"Jackson was the alternate supply route until Tampa was closed.  Now all convoys travel through it to get where they're going," said Sgt. Devon E. Ambrose, 26, the intelligence chief for the battalion, from Belltsville, Md.  "Insurgents know we use the road on an everyday basis and that an IED will affect our convoys in a negative way."

The snipers were out to change that.

The night began as usual for the two sniper teams involved.  They hid along the road and waited until they spotted something suspicious.

"We saw a tractor driving down the road with its headlights off ... and then a van that flashed its lights at the tractor," said Pursley, 27, from Fort Oglethorpe, Ga.  "That alerted us and when the van pulled over next to the vehicle parked on the side of the road we knew something was up."

The two sniper teams confirmed what they were seeing with each other over the radio and then acted.  The teams quickly and silently moved in for the kill.

"We were about 75 yards away from their position.  I told each man in my team to pick a target," said Sgt. Joshua M. Clark, a 27-year-old sniper team leader with the battalion.  "It all happened pretty quickly after that."

The Marines relied on their M-16s instead of the M-60 sniper rifles for the close-quarters combat.  The explosions began with a grenade and rifle fire followed as they swept into the insurgents' position.

"We fired a few grenades at them and the vehicle they were prepping.  Then we set up a cordon so we could catch any stragglers," Pursley said.  "We found one guy hiding in the bushes next to the scene.  We detained him and brought him back to the base for questioning."

No bodies were found around the site, although the remains of a bloody firefight were still present when the fire stopped.

"We know we got hits out there, though," said Clark, of Murphy, N.C.  "They didn't have time to fire back.
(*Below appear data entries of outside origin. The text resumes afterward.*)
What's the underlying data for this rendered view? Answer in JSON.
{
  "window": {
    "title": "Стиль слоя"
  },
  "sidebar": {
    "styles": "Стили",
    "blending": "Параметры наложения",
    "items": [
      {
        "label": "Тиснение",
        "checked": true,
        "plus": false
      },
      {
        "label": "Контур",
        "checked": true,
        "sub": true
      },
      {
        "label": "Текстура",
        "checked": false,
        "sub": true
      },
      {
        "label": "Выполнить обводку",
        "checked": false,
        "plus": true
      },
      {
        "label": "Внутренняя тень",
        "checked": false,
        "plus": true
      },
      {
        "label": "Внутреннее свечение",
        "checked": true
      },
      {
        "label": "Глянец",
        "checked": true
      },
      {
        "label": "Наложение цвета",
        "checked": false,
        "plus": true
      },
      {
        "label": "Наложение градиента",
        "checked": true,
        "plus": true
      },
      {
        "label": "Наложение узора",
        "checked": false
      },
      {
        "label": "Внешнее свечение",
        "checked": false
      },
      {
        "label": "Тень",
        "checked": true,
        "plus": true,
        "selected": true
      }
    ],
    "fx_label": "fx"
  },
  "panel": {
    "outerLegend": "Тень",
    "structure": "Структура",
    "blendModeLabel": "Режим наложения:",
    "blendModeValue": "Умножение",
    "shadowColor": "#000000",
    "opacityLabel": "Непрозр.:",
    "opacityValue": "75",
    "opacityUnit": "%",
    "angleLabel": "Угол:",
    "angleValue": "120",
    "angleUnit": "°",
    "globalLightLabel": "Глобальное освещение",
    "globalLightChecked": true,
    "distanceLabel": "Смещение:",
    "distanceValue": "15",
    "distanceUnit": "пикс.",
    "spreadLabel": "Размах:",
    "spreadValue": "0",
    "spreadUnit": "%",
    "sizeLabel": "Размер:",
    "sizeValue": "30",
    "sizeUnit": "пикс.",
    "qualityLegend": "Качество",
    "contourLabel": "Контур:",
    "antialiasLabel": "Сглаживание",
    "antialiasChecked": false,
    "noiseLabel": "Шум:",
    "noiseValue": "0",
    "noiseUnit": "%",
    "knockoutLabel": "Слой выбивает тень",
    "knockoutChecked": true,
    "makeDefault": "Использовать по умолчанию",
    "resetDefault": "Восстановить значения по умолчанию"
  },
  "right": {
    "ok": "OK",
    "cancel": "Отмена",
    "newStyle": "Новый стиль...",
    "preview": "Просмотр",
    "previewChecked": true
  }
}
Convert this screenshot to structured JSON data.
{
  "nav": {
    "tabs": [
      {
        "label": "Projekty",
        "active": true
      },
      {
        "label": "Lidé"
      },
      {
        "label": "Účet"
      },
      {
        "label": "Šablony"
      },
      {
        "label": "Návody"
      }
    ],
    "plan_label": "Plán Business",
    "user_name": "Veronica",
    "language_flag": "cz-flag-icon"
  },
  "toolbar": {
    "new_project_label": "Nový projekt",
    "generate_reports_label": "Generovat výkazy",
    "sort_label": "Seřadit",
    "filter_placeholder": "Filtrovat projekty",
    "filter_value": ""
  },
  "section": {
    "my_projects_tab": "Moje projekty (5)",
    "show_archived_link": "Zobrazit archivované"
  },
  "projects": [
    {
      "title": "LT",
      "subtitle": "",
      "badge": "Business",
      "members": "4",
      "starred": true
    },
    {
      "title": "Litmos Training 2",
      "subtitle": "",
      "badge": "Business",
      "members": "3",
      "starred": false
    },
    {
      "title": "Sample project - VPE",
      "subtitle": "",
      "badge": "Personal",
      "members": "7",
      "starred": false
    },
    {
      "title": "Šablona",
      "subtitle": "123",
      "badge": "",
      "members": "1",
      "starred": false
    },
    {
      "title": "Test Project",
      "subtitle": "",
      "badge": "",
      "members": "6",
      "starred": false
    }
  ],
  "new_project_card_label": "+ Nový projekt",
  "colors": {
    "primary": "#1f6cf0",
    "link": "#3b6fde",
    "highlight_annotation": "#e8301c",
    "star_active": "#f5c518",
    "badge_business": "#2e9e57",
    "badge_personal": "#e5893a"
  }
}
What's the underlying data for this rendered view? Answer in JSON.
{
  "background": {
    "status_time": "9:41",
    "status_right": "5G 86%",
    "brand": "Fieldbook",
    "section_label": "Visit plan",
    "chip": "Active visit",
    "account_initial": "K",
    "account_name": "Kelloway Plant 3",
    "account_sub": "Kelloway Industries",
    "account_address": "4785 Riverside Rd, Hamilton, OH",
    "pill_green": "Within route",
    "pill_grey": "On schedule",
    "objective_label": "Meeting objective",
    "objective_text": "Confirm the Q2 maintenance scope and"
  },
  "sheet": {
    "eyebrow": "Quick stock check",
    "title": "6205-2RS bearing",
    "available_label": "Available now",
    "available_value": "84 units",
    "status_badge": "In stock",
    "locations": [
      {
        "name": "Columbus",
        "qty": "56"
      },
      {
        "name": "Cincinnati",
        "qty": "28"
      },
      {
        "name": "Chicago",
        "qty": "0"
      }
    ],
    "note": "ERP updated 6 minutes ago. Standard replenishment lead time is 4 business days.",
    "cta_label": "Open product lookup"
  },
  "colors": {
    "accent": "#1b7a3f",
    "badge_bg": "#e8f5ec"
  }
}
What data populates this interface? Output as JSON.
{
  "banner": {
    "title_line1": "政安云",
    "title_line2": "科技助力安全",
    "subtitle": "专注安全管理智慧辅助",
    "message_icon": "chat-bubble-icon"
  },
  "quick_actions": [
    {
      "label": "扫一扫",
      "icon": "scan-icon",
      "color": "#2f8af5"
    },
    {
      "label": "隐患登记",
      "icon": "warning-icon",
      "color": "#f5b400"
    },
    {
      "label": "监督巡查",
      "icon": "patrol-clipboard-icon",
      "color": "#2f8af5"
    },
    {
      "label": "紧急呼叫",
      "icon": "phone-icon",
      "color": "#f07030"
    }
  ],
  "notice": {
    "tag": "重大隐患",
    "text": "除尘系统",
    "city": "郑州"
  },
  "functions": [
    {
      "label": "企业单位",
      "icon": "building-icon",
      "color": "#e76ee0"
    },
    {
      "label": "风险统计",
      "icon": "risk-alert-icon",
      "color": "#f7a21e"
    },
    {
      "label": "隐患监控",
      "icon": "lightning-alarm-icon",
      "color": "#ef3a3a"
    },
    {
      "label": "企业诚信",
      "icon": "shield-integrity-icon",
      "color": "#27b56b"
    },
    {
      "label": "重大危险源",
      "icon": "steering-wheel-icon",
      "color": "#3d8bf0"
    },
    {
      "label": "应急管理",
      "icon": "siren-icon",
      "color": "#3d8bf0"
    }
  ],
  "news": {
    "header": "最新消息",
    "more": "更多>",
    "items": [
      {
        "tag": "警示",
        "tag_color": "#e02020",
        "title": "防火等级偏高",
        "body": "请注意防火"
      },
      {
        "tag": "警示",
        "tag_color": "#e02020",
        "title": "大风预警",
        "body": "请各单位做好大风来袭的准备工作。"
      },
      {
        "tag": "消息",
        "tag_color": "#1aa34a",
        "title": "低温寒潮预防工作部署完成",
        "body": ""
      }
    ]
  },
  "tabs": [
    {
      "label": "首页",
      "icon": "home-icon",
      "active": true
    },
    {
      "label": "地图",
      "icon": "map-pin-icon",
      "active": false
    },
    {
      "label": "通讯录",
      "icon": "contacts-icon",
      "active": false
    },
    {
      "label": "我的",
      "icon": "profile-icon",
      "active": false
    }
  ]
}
It was pretty much one-sided."

The battle for the stretch of highway is an ongoing one for the sniper teams and rifle companies here.

"After what happened, they know if they go out there to cause trouble they'll be taking a chance with their lives," Pursley said.

Clark echoed Pursley's statement with one of his own.

"Word will get out about what happened," Clark said.  "We'll be out there again tonight waiting for the next ones to try something like that."

"If (the insurgents) can only remember one thing after what happened, it'll be this: we're always watching," Pursley added.